There are many ways to slice and dice the latest unemployment numbers. The overall outcome is that the national unemployment rate in June remained constant at 8.2 percent. Constancy at this level is not indicative of a healthy economy, and, it will be a very high hurdle for Obama to overcome in his efforts to be reelected president.
An interesting perspective is the unemployment situation in the ten “battleground states.” In Michigan, Pennsylvania, Colorado, Iowa, New Hampshire and Virginia, the unemployment rate increased 0.1%. The impact of these results is somewhat cloudy as one of these states, Michigan, (8.6 percent unemployment), is above the national average; Colorado (8.2 percent) is at the national average. Meanwhile, Iowa (5.2 percent), New Hampshire (5.1 percent), and Virginia (5.7 percent) are far below the average.

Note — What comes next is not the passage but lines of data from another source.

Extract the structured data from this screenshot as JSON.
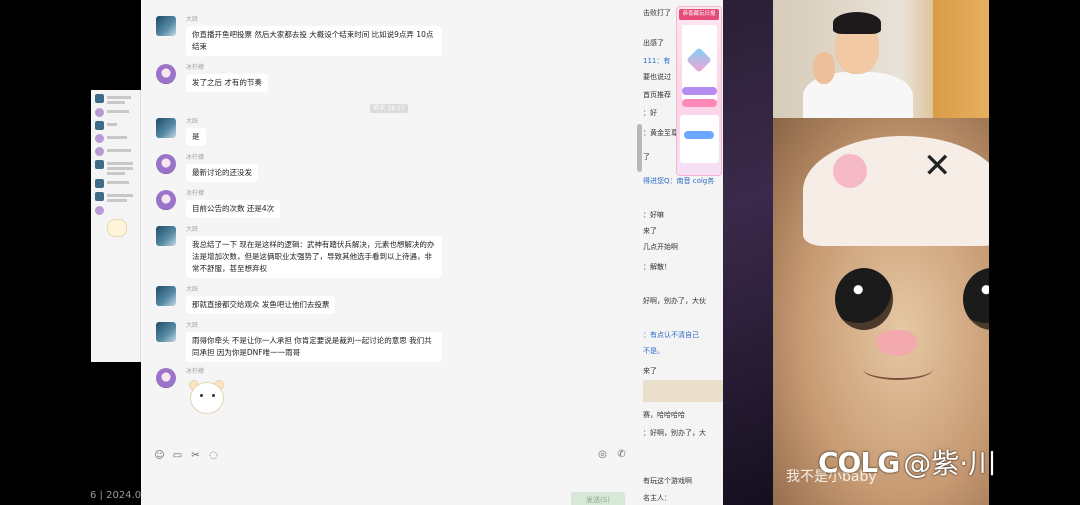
{
  "chat": {
    "messages": [
      {
        "sender": "大跃",
        "text": "你直播开鱼吧投票 然后大家都去投 大概设个结束时间 比如说9点弄 10点结束",
        "gender": "male"
      },
      {
        "sender": "冰柠檬",
        "text": "发了之后 才有的节奏",
        "gender": "female"
      },
      {
        "sender": "大跃",
        "text": "是",
        "gender": "male"
      },
      {
        "sender": "冰柠檬",
        "text": "最新讨论的还没发",
        "gender": "female"
      },
      {
        "sender": "冰柠檬",
        "text": "目前公告的次数 还是4次",
        "gender": "female"
      },
      {
        "sender": "大跃",
        "text": "我总结了一下 现在是这样的逻辑：武神有踏伏兵解决，元素也想解决的办法是增加次数，但是这俩职业太强势了，导致其他选手看到以上待遇，非常不舒服，甚至想弃权",
        "gender": "male"
      },
      {
        "sender": "大跃",
        "text": "那就直接都交给观众 发鱼吧让他们去投票",
        "gender": "male"
      },
      {
        "sender": "大跃",
        "text": "雨得你牵头 不是让你一人承担 你肯定要说是裁判一起讨论的意思 我们共同承担 因为你是DNF唯一一雨哥",
        "gender": "male"
      },
      {
        "sender": "冰柠檬",
        "text": "",
        "gender": "female"
      }
    ],
    "time_chip": "昨天 18:17",
    "send_label": "发送(S)"
  },
  "comments": [
    {
      "text": "击败打了",
      "hl": false
    },
    {
      "text": "出感了",
      "hl": false
    },
    {
      "text": "111：有",
      "hl": true
    },
    {
      "text": "要也说过",
      "hl": false
    },
    {
      "text": "首页推荐",
      "hl": false
    },
    {
      "text": "：好",
      "hl": false
    },
    {
      "text": "：黄金至尊",
      "hl": false
    },
    {
      "text": "了",
      "hl": false
    },
    {
      "text": "得进您Q：南音 colg务",
      "hl": true
    },
    {
      "text": "：好嘛",
      "hl": false
    },
    {
      "text": "来了",
      "hl": false
    },
    {
      "text": "几点开始啊",
      "hl": false
    },
    {
      "text": "：解散！",
      "hl": false
    },
    {
      "text": "好啊，别办了，大伙",
      "hl": false
    },
    {
      "text": "：有点认不清自己",
      "hl": true
    },
    {
      "text": "不是。",
      "hl": true
    },
    {
      "text": "来了",
      "hl": false
    },
    {
      "text": "赛，哈哈哈哈",
      "hl": false
    },
    {
      "text": "：好啊，别办了，大",
      "hl": false
    },
    {
      "text": "有玩这个游戏啊",
      "hl": false
    },
    {
      "text": "名主人：",
      "hl": false
    }
  ],
  "promo": {
    "title": "恭喜藏玩日报"
  },
  "cat_caption": "我不是小baby",
  "watermark": {
    "logo": "COLG",
    "handle": "@紫·川"
  },
  "date_fragment": "6 | 2024.0"
}
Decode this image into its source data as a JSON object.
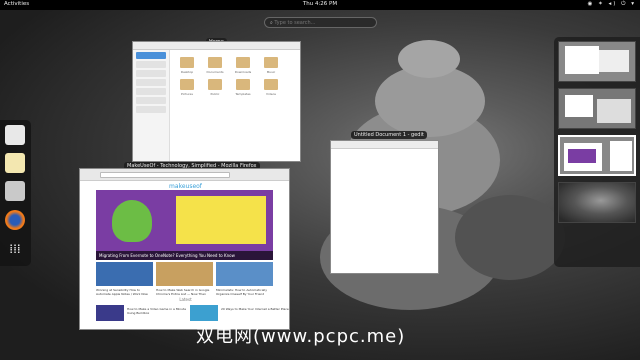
{
  "topbar": {
    "activities": "Activities",
    "clock": "Thu  4:26 PM",
    "tray": "◉ ✶ ◂) ⏻ ▾"
  },
  "search": {
    "placeholder": "Type to search..."
  },
  "dash": {
    "apps": [
      "files",
      "gedit",
      "libreoffice-impress",
      "firefox",
      "show-apps"
    ]
  },
  "windows": {
    "home": {
      "label": "Home",
      "folders": [
        "Desktop",
        "Documents",
        "Downloads",
        "Music",
        "Pictures",
        "Public",
        "Templates",
        "Videos"
      ]
    },
    "gedit": {
      "label": "Untitled Document 1 - gedit"
    },
    "firefox": {
      "label": "MakeUseOf - Technology, Simplified - Mozilla Firefox",
      "site_logo": "makeuseof",
      "hero_caption": "Migrating From Evernote to OneNote? Everything You Need to Know",
      "thumbs": [
        "Winning at Sensibility How to Automate Apple Notes / Work Now",
        "How to Make Web Search in Google Chrome's Entire List — Now Then",
        "Minimalists: How to Automatically Organize Oneself By Your Friend"
      ],
      "latest_label": "Latest",
      "latest": [
        "How to Make a Video Game in a Minute Using Buildbox",
        "20 Ways to Make Your Internet a Better Place"
      ]
    }
  },
  "watermark": "双电网(www.pcpc.me)"
}
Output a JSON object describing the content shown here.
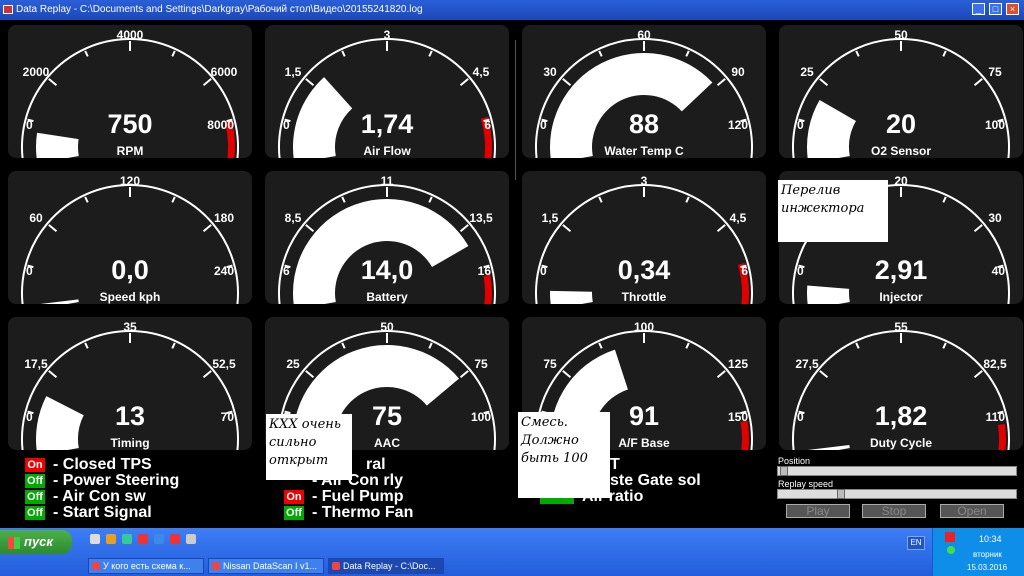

In Nevada, Florida, and North Carolina, the unemployment rate stayed the same, yet these states had unemployment rates far above the national average. Nevada was at 11.6 percent, North Carolina at 9.4 percent and Florida at 8.6 percent.
In Ohio, unemployment hit 7.2 percent, far below the national average.
The question political pundits are asking is whether individual state unemployment numbers will influence the election. Or, are voters mostly tracking the national average when they consider the health of the U.S. economy?
Regarding the latter, it might be useful to consider more unemployment facts. Some 12.7 million people are unemployed in the U.S. This number excludes those who have stopped searching for jobs and those who are underemployed.
Blacks have the highest unemployment at 14.4%. In spite of this amazingly high percentage, Obama is still expected to receive very strong support from this group.
Long-term unemployed totaled 5.4 million, or 41.9% of the total unemployed. A lot of people have been looking for work for a very long period of time.
Part time involuntary workers total 8.2 million. These are people who would like more work but cannot find it.
And finally new job growth is approximately equal to the sum of those being laid off and new workers looking for jobs; this is evident as the national rate unemployment rate stayed the same.
The overall rate will likely be unfavorable for the incumbent president, as it is not expected to decline meaningfully before the election and is reflective of an anemic economy.